  10. Dorsal column tract: (what does it do?)
    Proprioception: Sense limb positions and fine touch discrimination
  11. Dorsal column tract: What is its course?
    • 1st order: Enters spinal cord and ascends the Fasciculus gracilis (below T6) or the Fasciculus cuneatus (above T6). Synapses in medulla oblongata at either the respective nucleus gracilis or nucleus cuneatus
    • 2nd order: The neurons of both tracts cross in the medulla and run together as the medial lemniscus tract. The axons synapse in the thalamus
    • 3rd order: neurons leave the thalamus and synapse in sensory portion of the cerebral cortex 
  12. Integration:
    The cerebral cortex processes the information. If a response is needed by a skeletal muscle then a descending pathway is stimulated. This path must decussate again in order to stimulate the original side of the body
  13. Descending tracts carry what kind of nerve fibers?
    Motor, so it stimulates muscles, glands, blood vessels, digestive organs
  14. Describe an upper motor neuron
    Cell body is in the cerebral cortex or brainstem, and axon ends at the brainstem or spinal cord.
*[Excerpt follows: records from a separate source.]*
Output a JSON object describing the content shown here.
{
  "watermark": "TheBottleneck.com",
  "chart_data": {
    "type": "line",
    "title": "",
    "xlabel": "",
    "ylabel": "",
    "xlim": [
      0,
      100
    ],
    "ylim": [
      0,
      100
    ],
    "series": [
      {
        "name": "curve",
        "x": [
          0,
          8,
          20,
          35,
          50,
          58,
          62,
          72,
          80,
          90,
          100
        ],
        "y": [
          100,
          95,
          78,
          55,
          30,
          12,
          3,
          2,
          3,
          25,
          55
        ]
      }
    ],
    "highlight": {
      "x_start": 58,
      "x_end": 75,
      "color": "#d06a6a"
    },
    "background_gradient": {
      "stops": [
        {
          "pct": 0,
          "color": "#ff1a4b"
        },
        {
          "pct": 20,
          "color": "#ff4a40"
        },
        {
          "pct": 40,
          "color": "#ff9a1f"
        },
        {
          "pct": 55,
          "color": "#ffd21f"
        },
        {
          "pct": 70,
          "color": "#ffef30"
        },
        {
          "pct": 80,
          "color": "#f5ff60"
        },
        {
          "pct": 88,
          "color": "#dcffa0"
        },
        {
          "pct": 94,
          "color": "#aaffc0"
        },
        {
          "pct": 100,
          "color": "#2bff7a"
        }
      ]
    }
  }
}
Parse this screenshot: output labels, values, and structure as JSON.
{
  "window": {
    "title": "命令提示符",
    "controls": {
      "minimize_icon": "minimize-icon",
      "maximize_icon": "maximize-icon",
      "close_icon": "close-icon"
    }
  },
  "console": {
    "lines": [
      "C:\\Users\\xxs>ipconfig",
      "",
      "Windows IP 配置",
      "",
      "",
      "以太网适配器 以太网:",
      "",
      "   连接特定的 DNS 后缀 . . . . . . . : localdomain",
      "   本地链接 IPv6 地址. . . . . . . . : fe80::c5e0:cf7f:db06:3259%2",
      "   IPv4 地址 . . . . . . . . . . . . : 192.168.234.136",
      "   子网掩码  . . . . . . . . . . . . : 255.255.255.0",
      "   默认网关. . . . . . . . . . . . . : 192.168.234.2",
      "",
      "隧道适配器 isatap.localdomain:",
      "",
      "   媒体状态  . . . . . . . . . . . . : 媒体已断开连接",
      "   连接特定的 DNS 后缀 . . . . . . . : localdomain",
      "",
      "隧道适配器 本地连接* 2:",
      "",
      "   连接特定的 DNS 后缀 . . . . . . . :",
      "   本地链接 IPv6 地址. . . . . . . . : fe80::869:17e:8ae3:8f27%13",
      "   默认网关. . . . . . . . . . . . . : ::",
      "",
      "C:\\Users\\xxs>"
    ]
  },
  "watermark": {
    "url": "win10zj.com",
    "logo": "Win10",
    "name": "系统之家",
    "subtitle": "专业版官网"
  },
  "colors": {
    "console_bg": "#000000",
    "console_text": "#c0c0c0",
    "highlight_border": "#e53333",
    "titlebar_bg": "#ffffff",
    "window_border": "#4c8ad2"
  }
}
  15. Describe a lower motor neuron
    Cell body is in the brainstem or spinal cord and the axon goes the rest of the way to the muscle or spinal cord.
  16. What is the descending tract that you need to know?
    Corticospinal tract
  17. Corticospinal tract: What does it do?
    Controls skeletal muscle contraction
  18. Corticospinal tract: What is its course?
    Upper motor neuron: The axons descend from the motor part of the cerebral cortex. Axons that decussate in medulla will control distal skeletal muscles. Axons that decussate at their point of exit in the spinal cord will control proximal muscles. Synapse with lower motor neuron occurs at point of exit.
  19. What are the 4 important properties of a reflex?
    • Requires stimulation
    • Quick
    • Involuntary
    • Stereotyped/predictable
  20. Describe the stretch reflex
    Stretched muscles stimulate contraction to mantain a position. This happens when you “nod off” and your head flips back
  21. Describe the patellar tendon reflex
    A muscle can automatically contract if its tendon is tapped. The patellar tendon reflex is a result of the tendons over the patella having only one synapse between the sensory and motor neurons, causing the quick and involuntary contraction of the muscles attached to it.